TASK BRIEF — All records are to be reproduced verbatim, with images omitted.

[THE DATA Boundary: Start]

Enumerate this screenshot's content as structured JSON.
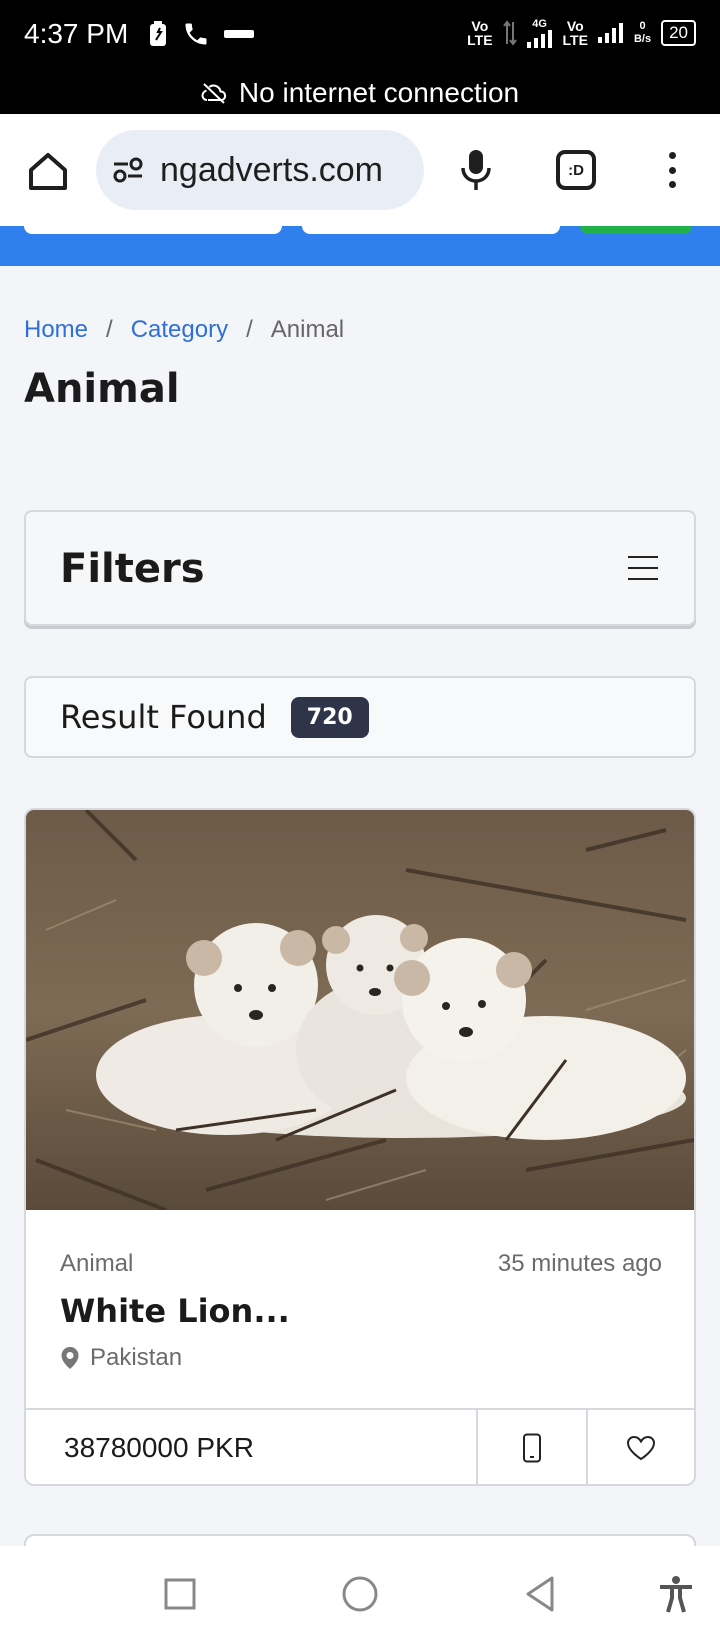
{
  "status_bar": {
    "time": "4:37 PM",
    "net1_top": "Vo",
    "net1_bottom": "LTE",
    "net2": "4G",
    "net3_top": "Vo",
    "net3_bottom": "LTE",
    "speed_top": "0",
    "speed_bottom": "B/s",
    "battery": "20"
  },
  "offline_banner": {
    "text": "No internet connection",
    "icon": "cloud-off-icon"
  },
  "browser": {
    "url": "ngadverts.com",
    "tabs_label": ":D",
    "icons": [
      "home-icon",
      "site-settings-icon",
      "mic-icon",
      "tabs-icon",
      "more-vert-icon"
    ]
  },
  "breadcrumb": {
    "home": "Home",
    "sep1": "/",
    "category": "Category",
    "sep2": "/",
    "current": "Animal"
  },
  "page_title": "Animal",
  "filters": {
    "title": "Filters",
    "icon": "hamburger-icon"
  },
  "results": {
    "label": "Result Found",
    "count": "720"
  },
  "listing": {
    "category": "Animal",
    "posted": "35 minutes ago",
    "title": "White Lion...",
    "location": "Pakistan",
    "price": "38780000 PKR",
    "image_subject": "three white lion cubs lying on dry ground",
    "icons": [
      "location-pin-icon",
      "phone-icon",
      "heart-icon"
    ]
  },
  "nav_bar": {
    "icons": [
      "recents-square-icon",
      "home-circle-icon",
      "back-triangle-icon",
      "accessibility-icon"
    ]
  },
  "colors": {
    "accent": "#2f7fef",
    "badge": "#303449",
    "link": "#2f6fd6"
  }
}
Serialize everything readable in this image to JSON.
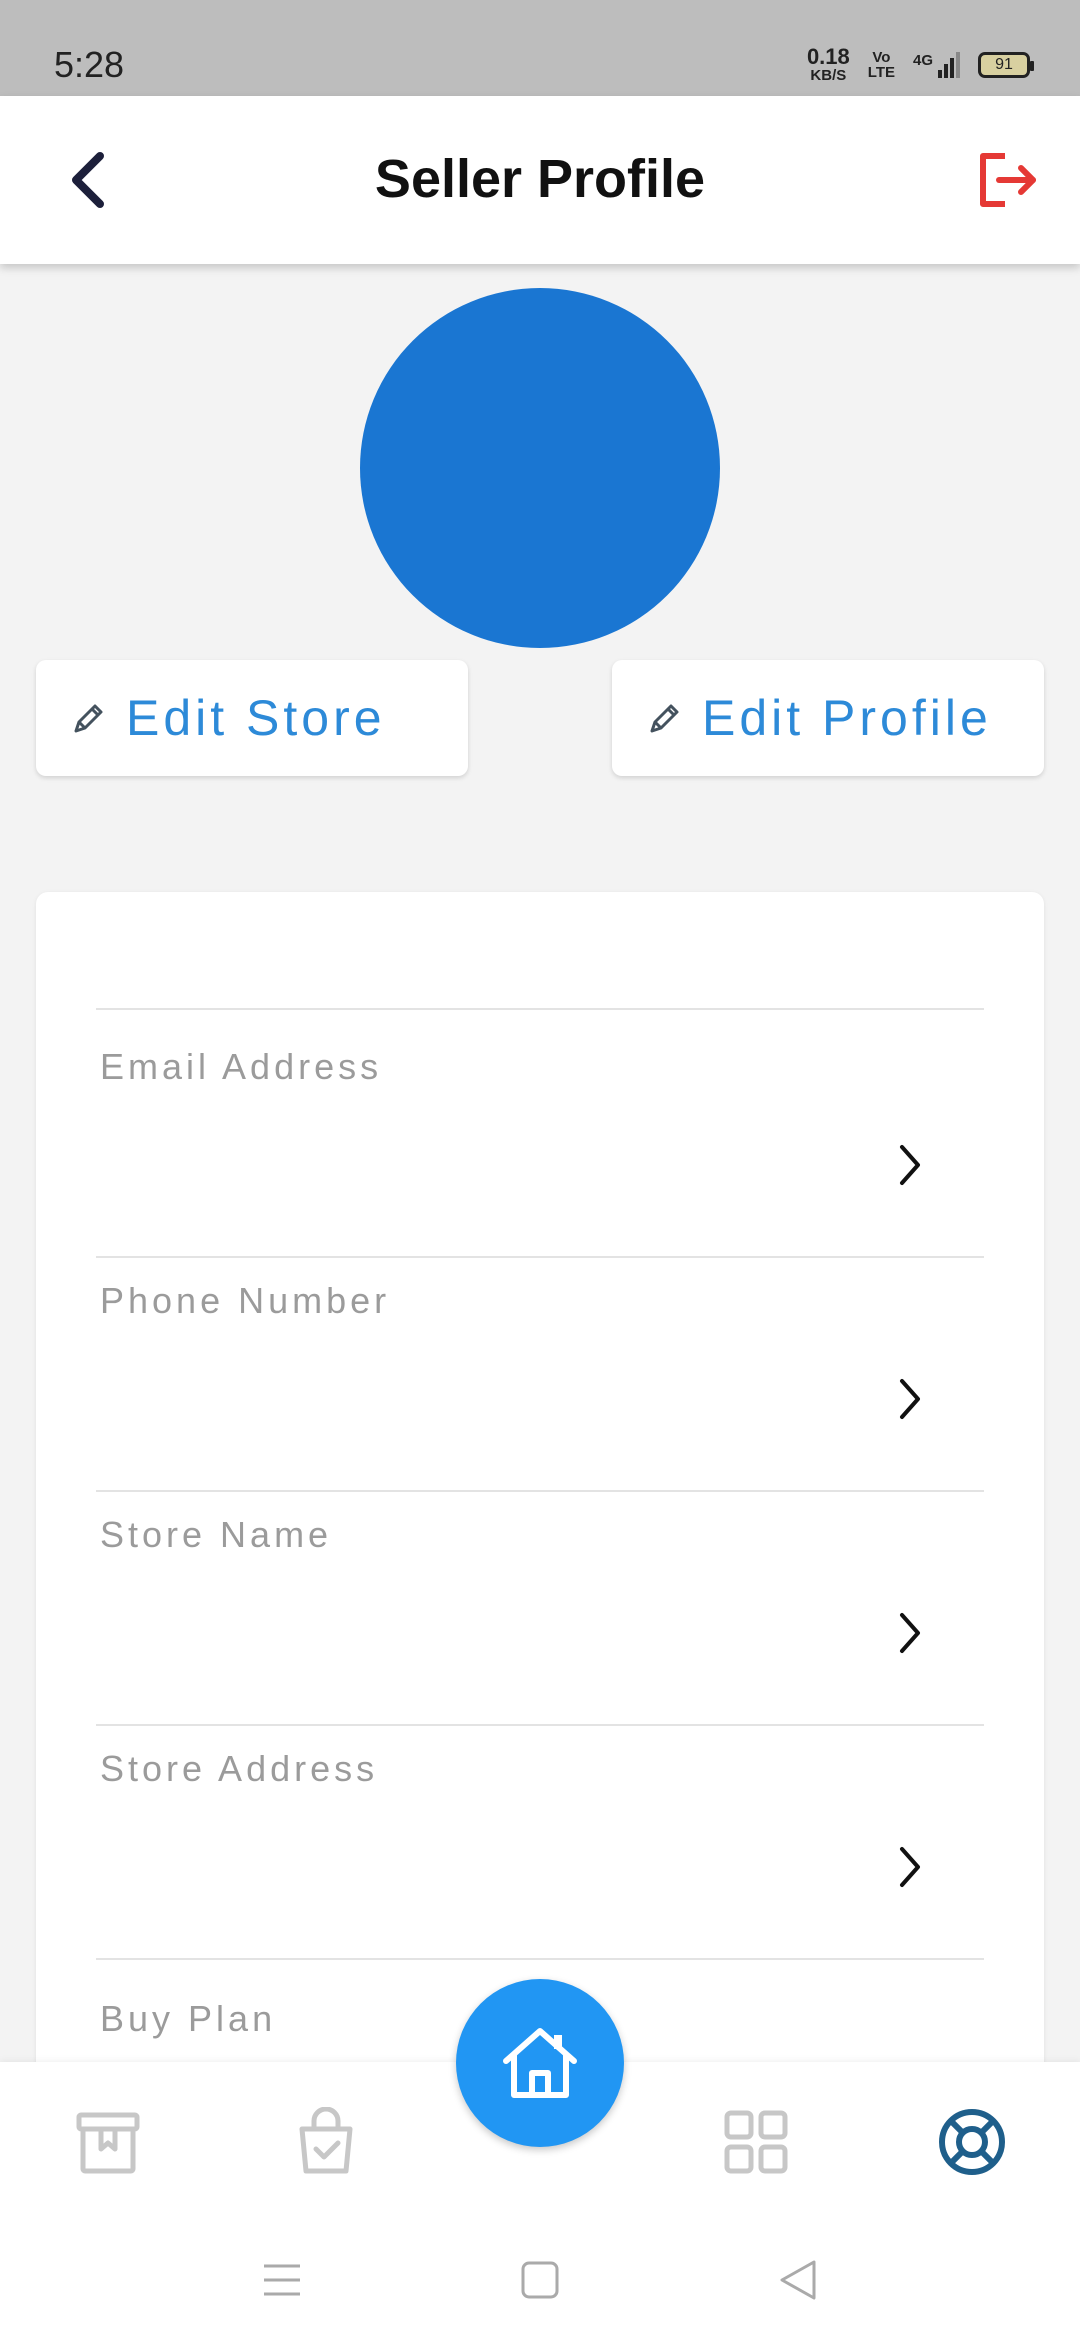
{
  "status_bar": {
    "time": "5:28",
    "net_speed_value": "0.18",
    "net_speed_unit": "KB/S",
    "volte_top": "Vo",
    "volte_bottom": "LTE",
    "network": "4G",
    "battery": "91"
  },
  "header": {
    "title": "Seller Profile",
    "back_icon": "chevron-left-icon",
    "logout_icon": "logout-icon"
  },
  "actions": {
    "edit_store_label": "Edit Store",
    "edit_profile_label": "Edit Profile",
    "edit_icon": "pencil-icon"
  },
  "profile_fields": [
    {
      "label": "Email Address"
    },
    {
      "label": "Phone Number"
    },
    {
      "label": "Store Name"
    },
    {
      "label": "Store Address"
    },
    {
      "label": "Buy Plan"
    }
  ],
  "bottom_nav": {
    "items": [
      "archive-icon",
      "shopping-bag-icon",
      "home-icon",
      "grid-icon",
      "support-icon"
    ],
    "active": "support-icon"
  },
  "colors": {
    "accent": "#2196f3",
    "avatar": "#1a76d2",
    "edit_text": "#2d8ad8",
    "logout": "#e53935",
    "active_nav": "#1f5f8b",
    "inactive_nav": "#c7c7c7"
  }
}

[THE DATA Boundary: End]

SOLUTION FOR THIS EXERCISE —
Enumerate this screenshot's content as structured JSON.
{
  "status_bar": {
    "time": "4:37 PM",
    "net1_top": "Vo",
    "net1_bottom": "LTE",
    "net2": "4G",
    "net3_top": "Vo",
    "net3_bottom": "LTE",
    "speed_top": "0",
    "speed_bottom": "B/s",
    "battery": "20"
  },
  "offline_banner": {
    "text": "No internet connection",
    "icon": "cloud-off-icon"
  },
  "browser": {
    "url": "ngadverts.com",
    "tabs_label": ":D",
    "icons": [
      "home-icon",
      "site-settings-icon",
      "mic-icon",
      "tabs-icon",
      "more-vert-icon"
    ]
  },
  "breadcrumb": {
    "home": "Home",
    "sep1": "/",
    "category": "Category",
    "sep2": "/",
    "current": "Animal"
  },
  "page_title": "Animal",
  "filters": {
    "title": "Filters",
    "icon": "hamburger-icon"
  },
  "results": {
    "label": "Result Found",
    "count": "720"
  },
  "listing": {
    "category": "Animal",
    "posted": "35 minutes ago",
    "title": "White Lion...",
    "location": "Pakistan",
    "price": "38780000 PKR",
    "image_subject": "three white lion cubs lying on dry ground",
    "icons": [
      "location-pin-icon",
      "phone-icon",
      "heart-icon"
    ]
  },
  "nav_bar": {
    "icons": [
      "recents-square-icon",
      "home-circle-icon",
      "back-triangle-icon",
      "accessibility-icon"
    ]
  },
  "colors": {
    "accent": "#2f7fef",
    "badge": "#303449",
    "link": "#2f6fd6"
  }
}
Serialize everything readable in this image to JSON.
{
  "status_bar": {
    "time": "5:28",
    "net_speed_value": "0.18",
    "net_speed_unit": "KB/S",
    "volte_top": "Vo",
    "volte_bottom": "LTE",
    "network": "4G",
    "battery": "91"
  },
  "header": {
    "title": "Seller Profile",
    "back_icon": "chevron-left-icon",
    "logout_icon": "logout-icon"
  },
  "actions": {
    "edit_store_label": "Edit Store",
    "edit_profile_label": "Edit Profile",
    "edit_icon": "pencil-icon"
  },
  "profile_fields": [
    {
      "label": "Email Address"
    },
    {
      "label": "Phone Number"
    },
    {
      "label": "Store Name"
    },
    {
      "label": "Store Address"
    },
    {
      "label": "Buy Plan"
    }
  ],
  "bottom_nav": {
    "items": [
      "archive-icon",
      "shopping-bag-icon",
      "home-icon",
      "grid-icon",
      "support-icon"
    ],
    "active": "support-icon"
  },
  "colors": {
    "accent": "#2196f3",
    "avatar": "#1a76d2",
    "edit_text": "#2d8ad8",
    "logout": "#e53935",
    "active_nav": "#1f5f8b",
    "inactive_nav": "#c7c7c7"
  }
}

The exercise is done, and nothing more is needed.